Warning: Spoilers ahead for The Handmaid’s Tale, season five, episode nine.
By his own admission, Bradley Whitford is well aware that a white man in his 60s might be an odd choice to helm an episode of The Handmaid’s Tale. Still, he’d floated the idea of directing to creator and showrunner Bruce Miller after joining the cast in season two as Commander Joseph Lawrence. After years of working so closely with the cast, he couldn’t resist the opportunity to take a seat in the director’s chair.
“It was something I’d always wanted to do more of,” says Whitford. “My impulse to direct really rears up when [I] love the show, I love the actors.”
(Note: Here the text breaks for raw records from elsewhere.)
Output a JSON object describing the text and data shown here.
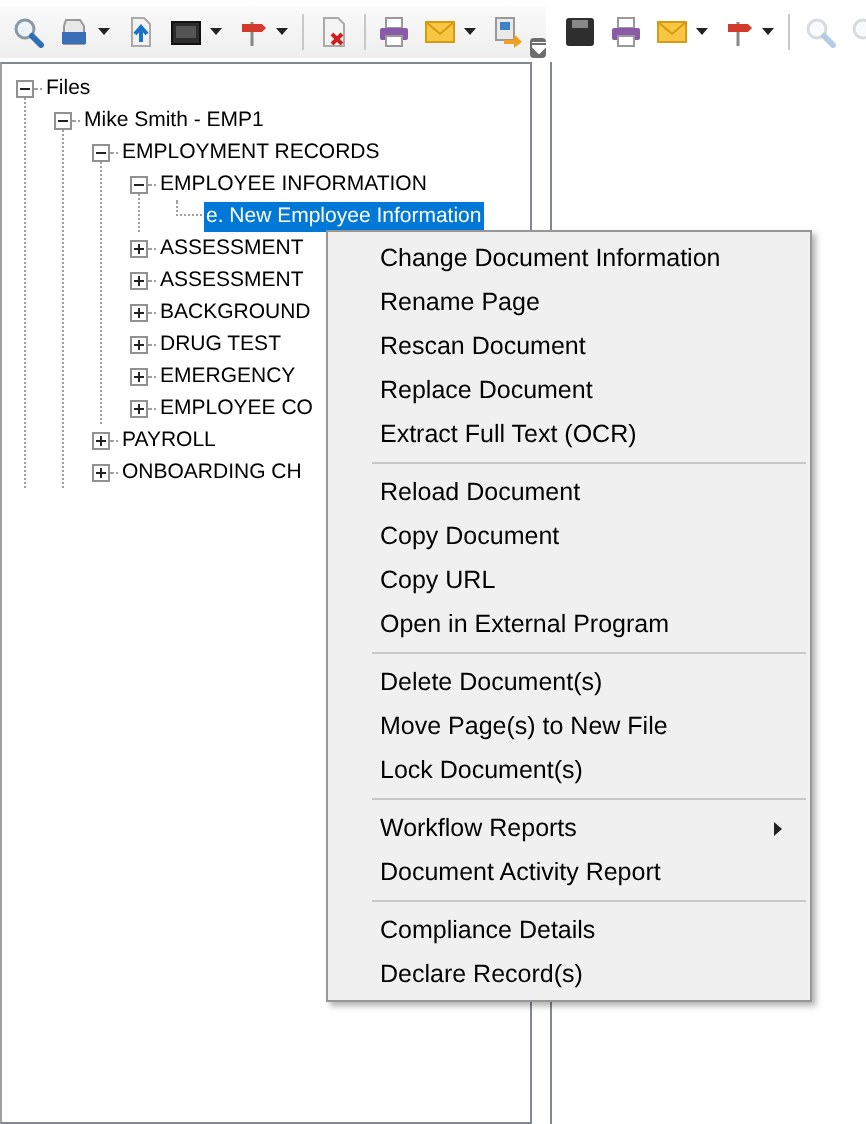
{
  "toolbar_left": [
    {
      "kind": "search",
      "dropdown": false,
      "disabled": false
    },
    {
      "kind": "scanner",
      "dropdown": true,
      "disabled": false
    },
    {
      "kind": "upload",
      "dropdown": false,
      "disabled": false
    },
    {
      "kind": "monitor",
      "dropdown": true,
      "disabled": false
    },
    {
      "kind": "signpost",
      "dropdown": true,
      "disabled": false
    },
    {
      "kind": "separator"
    },
    {
      "kind": "delete",
      "dropdown": false,
      "disabled": false
    },
    {
      "kind": "separator"
    },
    {
      "kind": "printer",
      "dropdown": false,
      "disabled": false
    },
    {
      "kind": "mail",
      "dropdown": true,
      "disabled": false
    },
    {
      "kind": "export",
      "dropdown": false,
      "disabled": false
    }
  ],
  "toolbar_right": [
    {
      "kind": "save",
      "dropdown": false,
      "disabled": false
    },
    {
      "kind": "printer",
      "dropdown": false,
      "disabled": false
    },
    {
      "kind": "mail",
      "dropdown": true,
      "disabled": false
    },
    {
      "kind": "signpost",
      "dropdown": true,
      "disabled": false
    },
    {
      "kind": "separator"
    },
    {
      "kind": "zoom-in",
      "dropdown": false,
      "disabled": true
    },
    {
      "kind": "zoom-out",
      "dropdown": false,
      "disabled": true
    }
  ],
  "tree": [
    {
      "label": "Files",
      "expanded": true,
      "selected": false,
      "children": [
        {
          "label": "Mike Smith - EMP1",
          "expanded": true,
          "selected": false,
          "children": [
            {
              "label": "EMPLOYMENT RECORDS",
              "expanded": true,
              "selected": false,
              "children": [
                {
                  "label": "EMPLOYEE INFORMATION",
                  "expanded": true,
                  "selected": false,
                  "children": [
                    {
                      "label": "e. New Employee Information",
                      "selected": true
                    }
                  ]
                },
                {
                  "label": "ASSESSMENT",
                  "expanded": false,
                  "selected": false
                },
                {
                  "label": "ASSESSMENT",
                  "expanded": false,
                  "selected": false
                },
                {
                  "label": "BACKGROUND",
                  "expanded": false,
                  "selected": false
                },
                {
                  "label": "DRUG TEST",
                  "expanded": false,
                  "selected": false
                },
                {
                  "label": "EMERGENCY",
                  "expanded": false,
                  "selected": false
                },
                {
                  "label": "EMPLOYEE CO",
                  "expanded": false,
                  "selected": false
                }
              ]
            },
            {
              "label": "PAYROLL",
              "expanded": false,
              "selected": false
            },
            {
              "label": "ONBOARDING CH",
              "expanded": false,
              "selected": false
            }
          ]
        }
      ]
    }
  ],
  "context_menu": [
    {
      "kind": "item",
      "label": "Change Document Information",
      "submenu": false
    },
    {
      "kind": "item",
      "label": "Rename Page",
      "submenu": false
    },
    {
      "kind": "item",
      "label": "Rescan Document",
      "submenu": false
    },
    {
      "kind": "item",
      "label": "Replace Document",
      "submenu": false
    },
    {
      "kind": "item",
      "label": "Extract Full Text (OCR)",
      "submenu": false
    },
    {
      "kind": "separator"
    },
    {
      "kind": "item",
      "label": "Reload Document",
      "submenu": false
    },
    {
      "kind": "item",
      "label": "Copy Document",
      "submenu": false
    },
    {
      "kind": "item",
      "label": "Copy URL",
      "submenu": false
    },
    {
      "kind": "item",
      "label": "Open in External Program",
      "submenu": false
    },
    {
      "kind": "separator"
    },
    {
      "kind": "item",
      "label": "Delete Document(s)",
      "submenu": false
    },
    {
      "kind": "item",
      "label": "Move Page(s) to New File",
      "submenu": false
    },
    {
      "kind": "item",
      "label": "Lock Document(s)",
      "submenu": false
    },
    {
      "kind": "separator"
    },
    {
      "kind": "item",
      "label": "Workflow Reports",
      "submenu": true
    },
    {
      "kind": "item",
      "label": "Document Activity Report",
      "submenu": false
    },
    {
      "kind": "separator"
    },
    {
      "kind": "item",
      "label": "Compliance Details",
      "submenu": false
    },
    {
      "kind": "item",
      "label": "Declare Record(s)",
      "submenu": false
    }
  ]
}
It’s not Whitford’s first time in the director’s chair in his 37-year career—that was in 2007, for the series finale of Aaron Sorkin’s Studio 60 on the Sunset Strip. He’d wanted to direct while he was playing deputy White House chief of staff Josh Lyman on The West Wing, but the closest he came was writing the 2005 episode “Faith-Based Initiative,” in the show’s sixth season. It’s been 15 years—“Was it 15? Jesus. Yeah,” Whitford realizes on the other end of our transatlantic Zoom call—since he directed.
“There is a psychology of submission that I struggle with as an actor,” Whitford, clad in a plain white tee and seated in front of a semi-unorganized shelf of dozens of books, tells Vanity Fair. “We all have to wait for someone to write it, someone to choose us, and I find that really corrosive.”
In the same stream-of-consciousness response, he offers a contradictory reason for not having directed more: “I think I’ve been so lucky as an actor that I get distracted from wanting to take more responsibility for stories.”
Whitford expounds on the virtues of the cast and crew that he’s spent the last four years working with on The Handmaid’s Tale, and though he gets hyperbolic, none of it feels insincere. He’s especially animated talking about Elisabeth Moss—the show’s lead as intrepid June Osborne, as well as executive producer, and oft-director—and how specifically she galvanized his desire to get behind the camera again.
“I have never seen any actor who was also a producer so involved in every draft, in every cut, in every choice,” says Whitford, who met Lizzie, as he calls her, in 1999 when she played first daughter Zoey Bartlet on The West Wing. “It’s unheard-of for an actor, let alone one who is doing a part as difficult as [June], to be that involved. I remember her expressing some insecurity about [directing] and I was like, ‘Oh, man. You are so ready.’ And then being directed by her and being boggled by her ability at that—it really inspired me.”
So in April of last year, Whitford was given the outline of this season’s episode nine, “Allegiance,” which he would get to direct in June. He spent those two months shadowing Moss as much as he could while she directed the first two episodes and the finale, even standing in for every character while lighting and blocking were designed. He leaned heavily on cinematographer Nicola Daley, whom he describes as a fierce advocate for the show’s integrity. He rewatched every episode of the show from the beginning.
“I don’t think I’m being too self-deprecating when I say fear [was what made me rewatch the entire series],” says Whitford. “The show is so visually stunning, it’s intimidating. The strength I am bringing as an actor is not necessarily an extraordinary visual grammar. I wanted to see what worked. The first time you’re watching something, you’re just sort of experiencing it. I was watching it with a consciousness [this time]. By the time I got my actual script, there was a sense of freedom.”
The surprise for Whitford, when he got the outline, was just how much his character was in the episode. He assumed his episode would be fairly self-contained, but “Allegiance” begins with a military operation to save Hannah (Jordana Blake), which quickly goes wrong; Serena (Yvonne Strahovski) continues to live a trapped existence with the Wheelers but plots her (second) escape from them during the opening of the Gilead Fertility Center; June secretly meets up with Nick (Max Minghella) on the border; Commander Lawrence proposes (if you can call it that) marriage (is it?) to the newly widowed Naomi Putnam (Ever Carradine); there’s a mass shooting at the end of the episode; and back at the midway point, there’s an extremely intimate and devastating phone conversation between June and Joseph, as she refers to Commander Lawrence these days.
“I think I’m in it more than I’m in any episode I’ve ever been in,” he says.